“Where does America stand?” This was the question former Secretary of State Condoleezza Rice posed to the nation as she stood before the delegates of the Republican National Convention.
At a time when European nations struggle to stave off economic depressions and much of the Middle East is engulfed in turmoil, this is a question the American people deserve to have answered.
Unfortunately, Americans should not be proud of the answer. For the answer to this question is that America stands on the sidelines.
Yes, as State Department envoys come under attack and embassies burn, a bloody civil war in Syria drags on and Iran moves ever closer to possessing nuclear capabilities, America stands on the sidelines.
After 10 plus years of fighting two wars, it should come as no surprise that we as a nation are hesitant to get involved in other nation’s internal affairs.
Nonetheless, when a pre-meditated attack results in the death of US Ambassadors, like the one that ended the life of J. Christopher Stevens, our nation must do more.
Doing more doesn’t mean bringing in the full force of the US military to stabilize the region. More means vocally supporting the newly installed democratic governments that came out of Arab Spring.
In the wake of last week’s tragedies, which highlight the religious-secular tension in the Middle East, it’s clear now is the time for America to get off the sidelines and vocalize our support of the fledgling democracies in the region.
Support of these newly installed democratic governments shows that the United States stands for freedom and fairness and is willing to stand with those who chose to do the same.
And Syria is the place where that support must start.
Syria-a nation that has been in a state of chaos since its civil war broke out in the spring of 2011 following the violent suppression of protestors demanding the end of the Ba’ath Party-is a nation in need of international and American support.
Its civil war in its eighteenth month now has left 25,000 Syrians dead and another 250,000 Syrians displaced as refugees, as Syrian President Bashar al’ Assad clings to power. Begging the question, if not now, when?
Well, according to the Obama Administration’s self- professed red line, intervention in this conflict will not happen unless the Syrian government uses chemical weapons or other weapons of mass destruction on its own people.
While it is important to note that the president has taken a stand and vocalized his own assessment of the issue, it is also important to note that his stance signals to the Syrian government that everything short of using weapons of mass destruction on its own people is acceptable.
This is why several weeks ago in Daraya, a suburb of Damascus, the Syrian army rounded up and executed over 600 civilians.
These civilians were not executed because they were engaging directly in the fight against the Syrian government, but rather because they were believed to be aiding the rebels.
These 600 innocent men, women, and children are the reason why the United States and the international community have a moral obligation to get involved.
Still, the United States sits idly by because Russia and China have blocked resolutions proposed by the United Nations Security Council.
And while it would be nice to have the support of these two power players in the international community, the United States, the most important power player, can always act unilaterally.
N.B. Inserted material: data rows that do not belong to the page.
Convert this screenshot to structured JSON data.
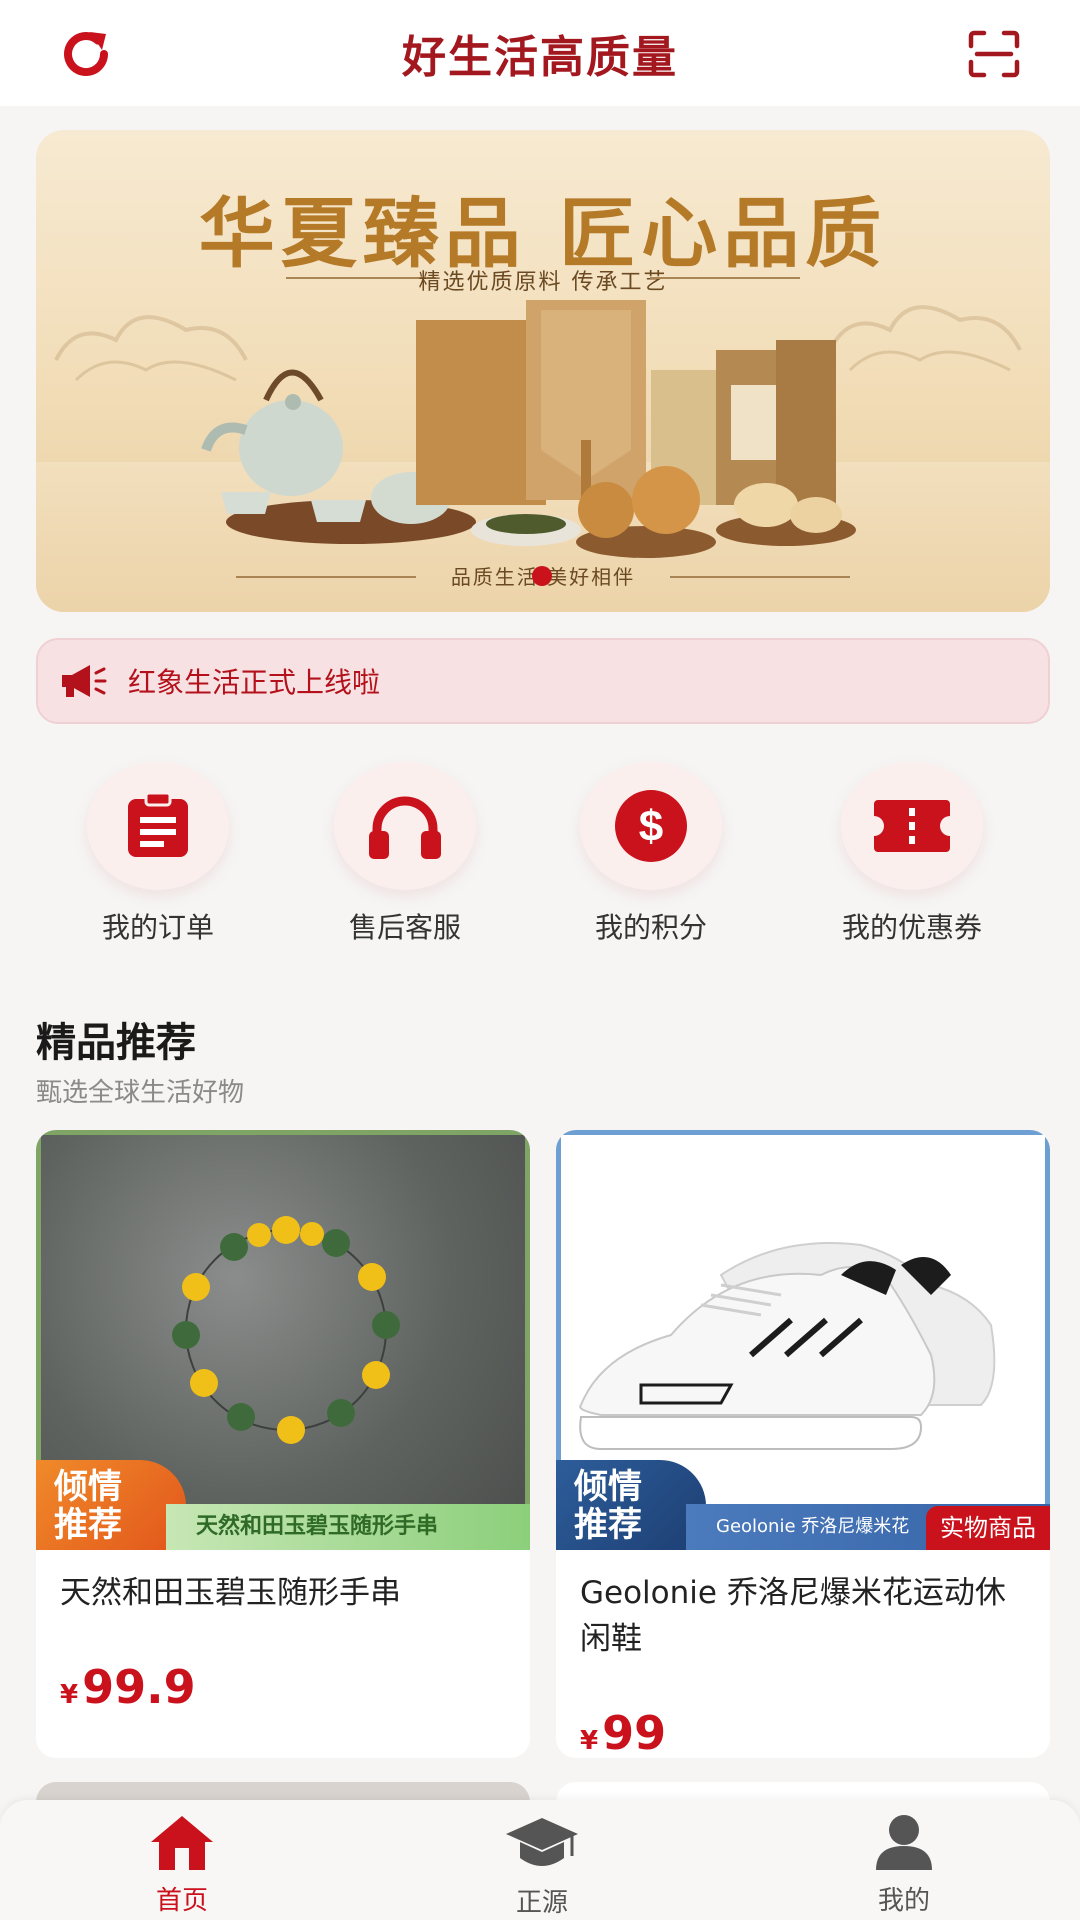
{
  "header": {
    "title": "好生活高质量",
    "left_icon": "refresh-icon",
    "right_icon": "scan-icon"
  },
  "banner": {
    "title": "华夏臻品 匠心品质",
    "subtitle": "精选优质原料 传承工艺",
    "footer": "品质生活 美好相伴",
    "carousel_active_index": 1
  },
  "notice": {
    "icon": "megaphone-icon",
    "text": "红象生活正式上线啦"
  },
  "quick_links": [
    {
      "label": "我的订单",
      "icon": "clipboard-icon"
    },
    {
      "label": "售后客服",
      "icon": "headphones-icon"
    },
    {
      "label": "我的积分",
      "icon": "dollar-icon"
    },
    {
      "label": "我的优惠券",
      "icon": "ticket-icon"
    }
  ],
  "section": {
    "title": "精品推荐",
    "subtitle": "甄选全球生活好物"
  },
  "products": [
    {
      "name": "天然和田玉碧玉随形手串",
      "price_symbol": "¥",
      "price": "99.9",
      "tag": "倾情推荐",
      "strip": "天然和田玉碧玉随形手串",
      "badge": ""
    },
    {
      "name": "Geolonie 乔洛尼爆米花运动休闲鞋",
      "price_symbol": "¥",
      "price": "99",
      "tag": "倾情推荐",
      "strip": "Geolonie 乔洛尼爆米花",
      "badge": "实物商品"
    }
  ],
  "bottom_nav": [
    {
      "label": "首页",
      "icon": "home-icon",
      "active": true
    },
    {
      "label": "正源",
      "icon": "graduation-cap-icon",
      "active": false
    },
    {
      "label": "我的",
      "icon": "user-icon",
      "active": false
    }
  ],
  "colors": {
    "brand_red": "#c9121c",
    "title_red": "#a3171f",
    "notice_bg": "#f8e1e3"
  }
}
If the United Nations chooses not to protect the interests of the Syrian people and help foster the spread of democracy, then that duty falls squarely on the shoulders of the United States.
The United States can and should ensure that this is a fair fight between the two sides, giving democracy a chance to thrive there before it is squashed by oppression.
As it stands now, this conflict is certainly far from being a fair fight. The Free Syrian Army (the rebels), using homemade weapons, is up against a modern army with a wide variety of weapons and technology at its disposal.
If this is however to be a fair fight-where innocent civilians aren’t subject to massacres and where the rebels have a chance to win-the Syrian Air Force must be neutralized and safe zones for the hundreds of thousands of refugees must be established.
This means enforcing a no fly zone, as French President Francois Hollande proposed, and establishing safe zones in rebel-held towns so that the some 4,000 new refugees a day do not become victims of government massacres should they be denied refuge in neighboring nations.
This also means stopping the Iranians from trafficking weapons into Syria over Iraqi airspace. Because when one side has a full-fledged army with modern military technology and additional military support of another fully industrialized nation, the result is anything but a fair fight for the rebels demanding democracy.
So as the Middle East struggles to decide which path it will take-freedom and democracy or oppression and violence-the United States cannot falter. No more standing on the sidelines. It’s time to lead.